::: The data

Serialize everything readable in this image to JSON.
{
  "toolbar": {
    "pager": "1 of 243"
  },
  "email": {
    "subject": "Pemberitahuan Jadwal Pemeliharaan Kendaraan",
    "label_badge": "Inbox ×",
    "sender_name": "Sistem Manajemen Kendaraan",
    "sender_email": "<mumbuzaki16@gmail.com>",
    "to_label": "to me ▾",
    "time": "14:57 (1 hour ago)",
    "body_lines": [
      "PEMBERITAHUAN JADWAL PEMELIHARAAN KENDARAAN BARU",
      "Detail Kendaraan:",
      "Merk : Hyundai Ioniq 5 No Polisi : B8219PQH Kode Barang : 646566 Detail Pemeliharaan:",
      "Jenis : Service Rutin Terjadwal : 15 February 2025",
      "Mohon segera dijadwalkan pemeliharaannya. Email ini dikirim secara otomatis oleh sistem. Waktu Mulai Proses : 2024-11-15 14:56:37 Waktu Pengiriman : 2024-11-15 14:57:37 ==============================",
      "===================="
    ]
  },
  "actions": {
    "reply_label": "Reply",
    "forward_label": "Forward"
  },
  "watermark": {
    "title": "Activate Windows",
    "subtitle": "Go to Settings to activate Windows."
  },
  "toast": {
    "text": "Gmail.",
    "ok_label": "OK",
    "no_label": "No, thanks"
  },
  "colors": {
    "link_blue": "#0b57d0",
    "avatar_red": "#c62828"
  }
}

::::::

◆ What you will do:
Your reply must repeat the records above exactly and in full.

◆ Exercise result:
Serialize everything readable in this image to JSON.
{
  "toolbar": {
    "pager": "1 of 243"
  },
  "email": {
    "subject": "Pemberitahuan Jadwal Pemeliharaan Kendaraan",
    "label_badge": "Inbox ×",
    "sender_name": "Sistem Manajemen Kendaraan",
    "sender_email": "<mumbuzaki16@gmail.com>",
    "to_label": "to me ▾",
    "time": "14:57 (1 hour ago)",
    "body_lines": [
      "PEMBERITAHUAN JADWAL PEMELIHARAAN KENDARAAN BARU",
      "Detail Kendaraan:",
      "Merk : Hyundai Ioniq 5 No Polisi : B8219PQH Kode Barang : 646566 Detail Pemeliharaan:",
      "Jenis : Service Rutin Terjadwal : 15 February 2025",
      "Mohon segera dijadwalkan pemeliharaannya. Email ini dikirim secara otomatis oleh sistem. Waktu Mulai Proses : 2024-11-15 14:56:37 Waktu Pengiriman : 2024-11-15 14:57:37 ==============================",
      "===================="
    ]
  },
  "actions": {
    "reply_label": "Reply",
    "forward_label": "Forward"
  },
  "watermark": {
    "title": "Activate Windows",
    "subtitle": "Go to Settings to activate Windows."
  },
  "toast": {
    "text": "Gmail.",
    "ok_label": "OK",
    "no_label": "No, thanks"
  },
  "colors": {
    "link_blue": "#0b57d0",
    "avatar_red": "#c62828"
  }
}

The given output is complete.